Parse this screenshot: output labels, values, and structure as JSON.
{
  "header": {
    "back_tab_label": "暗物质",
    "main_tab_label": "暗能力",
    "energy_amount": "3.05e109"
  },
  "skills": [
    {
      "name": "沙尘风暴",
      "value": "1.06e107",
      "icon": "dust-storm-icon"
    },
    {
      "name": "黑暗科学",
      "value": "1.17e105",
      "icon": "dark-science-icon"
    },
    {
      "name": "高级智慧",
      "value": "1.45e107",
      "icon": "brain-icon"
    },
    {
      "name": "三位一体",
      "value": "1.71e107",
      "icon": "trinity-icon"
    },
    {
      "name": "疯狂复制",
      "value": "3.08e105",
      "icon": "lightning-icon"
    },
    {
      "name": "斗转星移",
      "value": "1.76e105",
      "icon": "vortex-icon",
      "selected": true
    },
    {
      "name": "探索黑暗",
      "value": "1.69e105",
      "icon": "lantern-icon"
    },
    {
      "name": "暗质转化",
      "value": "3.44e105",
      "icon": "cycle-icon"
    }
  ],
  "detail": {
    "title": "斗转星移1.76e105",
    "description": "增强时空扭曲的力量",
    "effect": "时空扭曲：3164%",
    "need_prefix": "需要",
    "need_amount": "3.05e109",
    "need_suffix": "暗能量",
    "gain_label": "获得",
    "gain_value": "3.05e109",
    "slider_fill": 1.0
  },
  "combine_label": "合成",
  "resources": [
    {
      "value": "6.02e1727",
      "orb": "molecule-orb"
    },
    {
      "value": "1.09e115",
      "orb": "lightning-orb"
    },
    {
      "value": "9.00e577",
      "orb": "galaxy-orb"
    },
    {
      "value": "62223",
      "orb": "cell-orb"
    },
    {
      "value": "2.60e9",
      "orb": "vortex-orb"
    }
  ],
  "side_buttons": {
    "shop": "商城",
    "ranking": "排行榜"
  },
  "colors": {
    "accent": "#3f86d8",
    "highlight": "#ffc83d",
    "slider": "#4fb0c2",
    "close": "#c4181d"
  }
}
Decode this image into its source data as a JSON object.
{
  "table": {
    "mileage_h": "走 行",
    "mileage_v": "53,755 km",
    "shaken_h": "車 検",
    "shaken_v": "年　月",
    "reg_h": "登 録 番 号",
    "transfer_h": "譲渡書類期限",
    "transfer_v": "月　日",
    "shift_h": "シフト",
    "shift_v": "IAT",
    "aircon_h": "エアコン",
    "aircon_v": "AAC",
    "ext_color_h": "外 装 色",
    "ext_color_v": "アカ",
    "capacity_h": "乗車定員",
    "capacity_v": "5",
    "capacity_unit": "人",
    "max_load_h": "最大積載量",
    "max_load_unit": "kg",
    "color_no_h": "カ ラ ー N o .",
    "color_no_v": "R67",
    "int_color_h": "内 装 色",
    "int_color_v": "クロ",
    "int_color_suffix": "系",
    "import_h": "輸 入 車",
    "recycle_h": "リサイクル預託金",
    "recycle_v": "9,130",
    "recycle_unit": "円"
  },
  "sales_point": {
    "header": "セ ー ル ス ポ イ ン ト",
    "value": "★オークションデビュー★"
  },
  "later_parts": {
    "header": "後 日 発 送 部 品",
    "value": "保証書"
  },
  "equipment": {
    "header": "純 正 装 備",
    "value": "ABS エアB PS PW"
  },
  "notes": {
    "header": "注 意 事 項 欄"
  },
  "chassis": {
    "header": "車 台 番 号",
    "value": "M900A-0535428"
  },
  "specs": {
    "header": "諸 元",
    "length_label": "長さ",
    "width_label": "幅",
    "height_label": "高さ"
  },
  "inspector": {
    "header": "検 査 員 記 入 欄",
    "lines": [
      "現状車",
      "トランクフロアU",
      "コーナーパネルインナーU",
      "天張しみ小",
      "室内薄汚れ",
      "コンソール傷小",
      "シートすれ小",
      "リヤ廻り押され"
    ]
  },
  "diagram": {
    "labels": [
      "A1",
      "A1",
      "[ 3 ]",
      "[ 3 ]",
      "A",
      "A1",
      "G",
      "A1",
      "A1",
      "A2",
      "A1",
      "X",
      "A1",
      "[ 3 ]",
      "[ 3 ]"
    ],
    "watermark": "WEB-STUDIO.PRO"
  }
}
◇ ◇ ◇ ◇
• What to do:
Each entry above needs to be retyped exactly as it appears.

• Result for this task:
Parse this screenshot: output labels, values, and structure as JSON.
{
  "header": {
    "back_tab_label": "暗物质",
    "main_tab_label": "暗能力",
    "energy_amount": "3.05e109"
  },
  "skills": [
    {
      "name": "沙尘风暴",
      "value": "1.06e107",
      "icon": "dust-storm-icon"
    },
    {
      "name": "黑暗科学",
      "value": "1.17e105",
      "icon": "dark-science-icon"
    },
    {
      "name": "高级智慧",
      "value": "1.45e107",
      "icon": "brain-icon"
    },
    {
      "name": "三位一体",
      "value": "1.71e107",
      "icon": "trinity-icon"
    },
    {
      "name": "疯狂复制",
      "value": "3.08e105",
      "icon": "lightning-icon"
    },
    {
      "name": "斗转星移",
      "value": "1.76e105",
      "icon": "vortex-icon",
      "selected": true
    },
    {
      "name": "探索黑暗",
      "value": "1.69e105",
      "icon": "lantern-icon"
    },
    {
      "name": "暗质转化",
      "value": "3.44e105",
      "icon": "cycle-icon"
    }
  ],
  "detail": {
    "title": "斗转星移1.76e105",
    "description": "增强时空扭曲的力量",
    "effect": "时空扭曲：3164%",
    "need_prefix": "需要",
    "need_amount": "3.05e109",
    "need_suffix": "暗能量",
    "gain_label": "获得",
    "gain_value": "3.05e109",
    "slider_fill": 1.0
  },
  "combine_label": "合成",
  "resources": [
    {
      "value": "6.02e1727",
      "orb": "molecule-orb"
    },
    {
      "value": "1.09e115",
      "orb": "lightning-orb"
    },
    {
      "value": "9.00e577",
      "orb": "galaxy-orb"
    },
    {
      "value": "62223",
      "orb": "cell-orb"
    },
    {
      "value": "2.60e9",
      "orb": "vortex-orb"
    }
  ],
  "side_buttons": {
    "shop": "商城",
    "ranking": "排行榜"
  },
  "colors": {
    "accent": "#3f86d8",
    "highlight": "#ffc83d",
    "slider": "#4fb0c2",
    "close": "#c4181d"
  }
}
Decode this image into its source data as a JSON object.
{
  "table": {
    "mileage_h": "走 行",
    "mileage_v": "53,755 km",
    "shaken_h": "車 検",
    "shaken_v": "年　月",
    "reg_h": "登 録 番 号",
    "transfer_h": "譲渡書類期限",
    "transfer_v": "月　日",
    "shift_h": "シフト",
    "shift_v": "IAT",
    "aircon_h": "エアコン",
    "aircon_v": "AAC",
    "ext_color_h": "外 装 色",
    "ext_color_v": "アカ",
    "capacity_h": "乗車定員",
    "capacity_v": "5",
    "capacity_unit": "人",
    "max_load_h": "最大積載量",
    "max_load_unit": "kg",
    "color_no_h": "カ ラ ー N o .",
    "color_no_v": "R67",
    "int_color_h": "内 装 色",
    "int_color_v": "クロ",
    "int_color_suffix": "系",
    "import_h": "輸 入 車",
    "recycle_h": "リサイクル預託金",
    "recycle_v": "9,130",
    "recycle_unit": "円"
  },
  "sales_point": {
    "header": "セ ー ル ス ポ イ ン ト",
    "value": "★オークションデビュー★"
  },
  "later_parts": {
    "header": "後 日 発 送 部 品",
    "value": "保証書"
  },
  "equipment": {
    "header": "純 正 装 備",
    "value": "ABS エアB PS PW"
  },
  "notes": {
    "header": "注 意 事 項 欄"
  },
  "chassis": {
    "header": "車 台 番 号",
    "value": "M900A-0535428"
  },
  "specs": {
    "header": "諸 元",
    "length_label": "長さ",
    "width_label": "幅",
    "height_label": "高さ"
  },
  "inspector": {
    "header": "検 査 員 記 入 欄",
    "lines": [
      "現状車",
      "トランクフロアU",
      "コーナーパネルインナーU",
      "天張しみ小",
      "室内薄汚れ",
      "コンソール傷小",
      "シートすれ小",
      "リヤ廻り押され"
    ]
  },
  "diagram": {
    "labels": [
      "A1",
      "A1",
      "[ 3 ]",
      "[ 3 ]",
      "A",
      "A1",
      "G",
      "A1",
      "A1",
      "A2",
      "A1",
      "X",
      "A1",
      "[ 3 ]",
      "[ 3 ]"
    ],
    "watermark": "WEB-STUDIO.PRO"
  }
}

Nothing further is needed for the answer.